This week Congress, in its consideration of HR 4213 (American Jobs and Closing Tax Loopholes Act of 2010) is going to tap into taxpayers wallets once again to bailout Medicaid, a government health program administered by the states for the poor and the indigent. Many governors are feverishly lobbying for a six-month extension of the Medicaid bailout to their states. The first bailout was enacted in the so-called Stimulus Bill, the American Recovery and Reinvestment Act (ARRA) of February 2009. But if the Medicaid bailout is continued, Congress will add another $25 billion to the national debt.

Propping up the Status Quo. Meanwhile, states won’t make necessary budget cuts, delaying their return to fiscal sanity. Congress will refuse to pay for this additional spending with budget cuts elsewhere because they will deem it an ‘emergency’, which under the Congressional “pay-as-you-go” rules exempts this bailout from being “paid for”.

Over the past few decades, states have generally increased Medicaid programs by increasing eligibility and extending benefit packages. When bad times hit, enrollment swells. States have avoided dealing with their mismanagement of the program because they depend on Congress to force federal taxpayers to bail them out. During this decade, Congress has already bailed out state Medicaid programs 3 times.

For the states, Medicaid is a voluntary program. But all states administer Medicaid programs because federal taxpayers provide generous financial support. Typically, federal taxpayers pay half of the Medicaid bill for the wealthiest states and up to 80 percent of the bill for the poorest states. Even so, Medicaid consumed 21 percent of state spending in 2009.

Congress bails out these state programs by hiking the federal Medicaid reimbursement rate – called the Federal Medical Assistance Percentage (FMAP). As part of the ARRA, each state’s FMAP was increased by at least 6.2 percent. This resulted in an $87 billion windfall for state governments.
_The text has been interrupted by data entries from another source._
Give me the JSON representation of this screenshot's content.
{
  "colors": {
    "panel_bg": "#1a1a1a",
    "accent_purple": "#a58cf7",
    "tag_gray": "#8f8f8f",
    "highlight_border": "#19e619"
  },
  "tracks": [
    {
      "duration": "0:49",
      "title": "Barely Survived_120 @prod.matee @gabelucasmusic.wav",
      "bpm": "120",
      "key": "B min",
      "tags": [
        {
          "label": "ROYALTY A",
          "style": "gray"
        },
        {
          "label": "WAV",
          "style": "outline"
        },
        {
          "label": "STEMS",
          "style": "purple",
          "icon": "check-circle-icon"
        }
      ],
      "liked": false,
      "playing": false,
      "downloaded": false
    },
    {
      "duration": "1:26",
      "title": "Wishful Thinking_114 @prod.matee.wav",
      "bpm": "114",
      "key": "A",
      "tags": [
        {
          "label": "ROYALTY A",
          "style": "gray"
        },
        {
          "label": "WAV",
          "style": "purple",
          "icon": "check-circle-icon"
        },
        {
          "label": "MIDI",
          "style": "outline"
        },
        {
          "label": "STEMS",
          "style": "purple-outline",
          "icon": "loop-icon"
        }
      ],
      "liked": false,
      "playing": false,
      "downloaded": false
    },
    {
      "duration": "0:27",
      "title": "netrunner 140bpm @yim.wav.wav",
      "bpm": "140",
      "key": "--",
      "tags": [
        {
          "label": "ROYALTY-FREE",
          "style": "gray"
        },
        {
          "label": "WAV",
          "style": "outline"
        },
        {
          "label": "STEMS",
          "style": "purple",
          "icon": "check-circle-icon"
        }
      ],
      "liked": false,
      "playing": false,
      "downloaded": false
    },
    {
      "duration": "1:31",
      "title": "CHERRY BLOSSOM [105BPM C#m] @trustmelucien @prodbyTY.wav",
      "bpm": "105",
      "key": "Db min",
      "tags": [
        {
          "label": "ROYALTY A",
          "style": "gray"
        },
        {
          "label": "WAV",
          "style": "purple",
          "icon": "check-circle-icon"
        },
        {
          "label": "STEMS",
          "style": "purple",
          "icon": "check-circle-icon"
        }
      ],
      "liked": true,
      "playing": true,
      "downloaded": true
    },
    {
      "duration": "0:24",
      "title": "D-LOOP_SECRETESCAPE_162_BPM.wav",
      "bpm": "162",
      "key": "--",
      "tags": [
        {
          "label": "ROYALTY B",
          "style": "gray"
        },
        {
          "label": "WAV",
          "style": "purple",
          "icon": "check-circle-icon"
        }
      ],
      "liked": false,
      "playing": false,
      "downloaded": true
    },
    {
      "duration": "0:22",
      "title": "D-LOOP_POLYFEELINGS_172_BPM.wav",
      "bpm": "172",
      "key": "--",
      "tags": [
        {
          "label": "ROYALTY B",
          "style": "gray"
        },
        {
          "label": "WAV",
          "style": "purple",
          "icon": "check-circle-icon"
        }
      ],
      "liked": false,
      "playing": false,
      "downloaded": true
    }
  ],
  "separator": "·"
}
This $87 billion was not offset with reductions in other government spending; it was simply placed on Uncle Sam’s credit card. At the end of December, the first funding expansion runs out, which is in the middle of most state’s fiscal years. Many states have already budgeted for the six-month extension of the FMAP increase and would be faced with further budget cuts without the extension.

Higher Deficits. Ordinary Americans express a rising anxiety about Washington’s already enormous budget deficits. According to a recent Washington Post/ABC News poll, 56 percent of Americans disapprove of the President’s handling of the budget deficit. Indeed, this year’s deficit year is projected to be well in excess of $1.5 trillion. Additionally, 69 percent of Americans feel that the Stimulus Bill either hurt or made no difference to economic recovery. Given the failure of the ARRA to stimulate the economy, combined with the already enormous budget deficits, Congress has no business making matters worse.

The Governors, after getting the first bailout, can be expected to make impassioned speeches about horrific budget cuts if Congress doesn’t enact the enhanced FMAP. But some perspective is in order. First, Medicaid spending has risen rapidly for the past two decades. Between 1990 and 2007, Medicaid spending more than quadrupled from $69 billion to $316 billion. Second, state spending has also skyrocketed.

Table 1 shows the changes in state per capita spending between 1990 and 2006. This table shows that the average increase in per capita state spending was 130 percent and that 43 states more than doubled per capita spending between 1990 and 2006. The truth is that many state governments pursued reckless fiscal management over the past two decades, accompanied by the dramatic growth in state Medicaid programs. In fact, states have accumulated much budget fat that can be further trimmed.

More money from Washington will guarantee one thing: States will continue to spend far in excess of what they can afford, and Congress will treat the federal taxpayers like an ATM machine to cover the shortfalls. Because raising taxes is unpopular and the vast majority of states have balanced budget requirements, state politicians look to Congress, knowing that Congress can always “borrow” the extra money. By refusing to extend the FMAP enhancement, Congress can send the signal that it is serious about excessive spending. Congress can end the era of Medicaid bailouts. State budgets will no longer be brought to balance by racking up additional mountains of debt on our children and grandchildren.

The next step is to cope with the impact of Obamacare, which will exacerbate Medicaid’s budgetary pressures. The reason: over half of individuals who gain insurance coverage will be enrolled in Medicaid. Additionally, the millions of individuals who are now eligible for Medicaid but who have not enrolled will have an incentive to sign up in order to avoid the penalty of the new law’s individual mandate. While the initial state burden for covering the newly eligible populations will be relatively minor, states will be on the hook for a much greater cost for currently eligible individuals who enroll. Obamacare, in other words, is deepening the mess. Meanwhile, Congress can do the right thing: Stand up for the American taxpayer by refusing to extend the Medicaid bailout.